Records excerpted from a collection:
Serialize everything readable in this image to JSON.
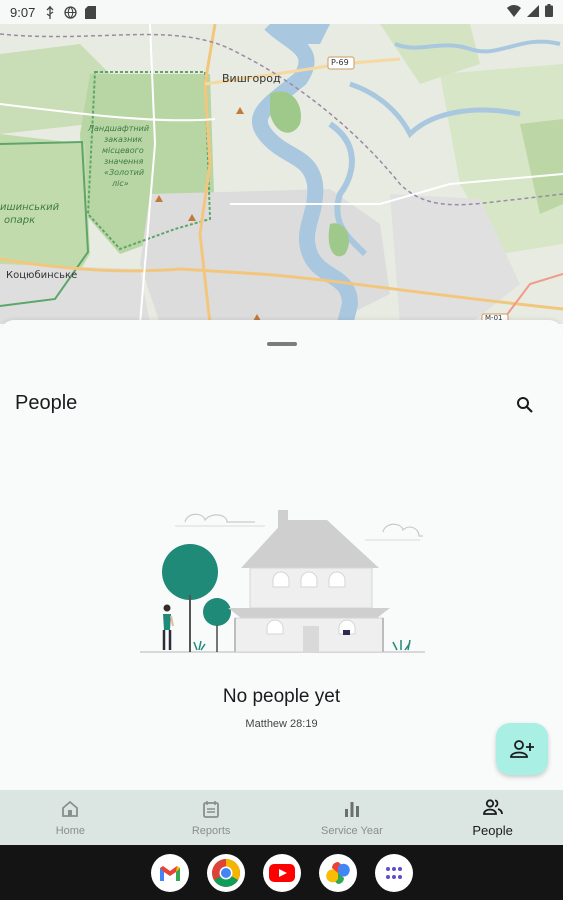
{
  "status_bar": {
    "time": "9:07",
    "left_icons": [
      "usb-icon",
      "vpn-globe-icon",
      "sd-card-icon"
    ],
    "right_icons": [
      "wifi-icon",
      "signal-icon",
      "battery-icon"
    ]
  },
  "map": {
    "labels": {
      "vyshhorod": "Вишгород",
      "road_p69": "P-69",
      "reserve_line1": "Ландшафтний",
      "reserve_line2": "заказник",
      "reserve_line3": "місцевого",
      "reserve_line4": "значення",
      "reserve_line5": "«Золотий",
      "reserve_line6": "ліс»",
      "left_line1": "ишинський",
      "left_line2": "опарк",
      "kotsiubynske": "Коцюбинське",
      "road_m01": "M-01"
    }
  },
  "sheet": {
    "title": "People",
    "empty_title": "No people yet",
    "empty_verse": "Matthew 28:19"
  },
  "nav": {
    "items": [
      {
        "label": "Home",
        "icon": "home-icon",
        "active": false
      },
      {
        "label": "Reports",
        "icon": "reports-icon",
        "active": false
      },
      {
        "label": "Service Year",
        "icon": "bar-chart-icon",
        "active": false
      },
      {
        "label": "People",
        "icon": "people-icon",
        "active": true
      }
    ]
  },
  "dock": {
    "apps": [
      "gmail-icon",
      "chrome-icon",
      "youtube-icon",
      "photos-icon",
      "app-drawer-icon"
    ]
  },
  "colors": {
    "accent_teal": "#1f8a78",
    "fab_bg": "#a9efe4",
    "nav_bg": "#dbe6e3"
  }
}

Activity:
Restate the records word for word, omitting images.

Output of the task:
Serialize everything readable in this image to JSON.
{
  "status_bar": {
    "time": "9:07",
    "left_icons": [
      "usb-icon",
      "vpn-globe-icon",
      "sd-card-icon"
    ],
    "right_icons": [
      "wifi-icon",
      "signal-icon",
      "battery-icon"
    ]
  },
  "map": {
    "labels": {
      "vyshhorod": "Вишгород",
      "road_p69": "P-69",
      "reserve_line1": "Ландшафтний",
      "reserve_line2": "заказник",
      "reserve_line3": "місцевого",
      "reserve_line4": "значення",
      "reserve_line5": "«Золотий",
      "reserve_line6": "ліс»",
      "left_line1": "ишинський",
      "left_line2": "опарк",
      "kotsiubynske": "Коцюбинське",
      "road_m01": "M-01"
    }
  },
  "sheet": {
    "title": "People",
    "empty_title": "No people yet",
    "empty_verse": "Matthew 28:19"
  },
  "nav": {
    "items": [
      {
        "label": "Home",
        "icon": "home-icon",
        "active": false
      },
      {
        "label": "Reports",
        "icon": "reports-icon",
        "active": false
      },
      {
        "label": "Service Year",
        "icon": "bar-chart-icon",
        "active": false
      },
      {
        "label": "People",
        "icon": "people-icon",
        "active": true
      }
    ]
  },
  "dock": {
    "apps": [
      "gmail-icon",
      "chrome-icon",
      "youtube-icon",
      "photos-icon",
      "app-drawer-icon"
    ]
  },
  "colors": {
    "accent_teal": "#1f8a78",
    "fab_bg": "#a9efe4",
    "nav_bg": "#dbe6e3"
  }
}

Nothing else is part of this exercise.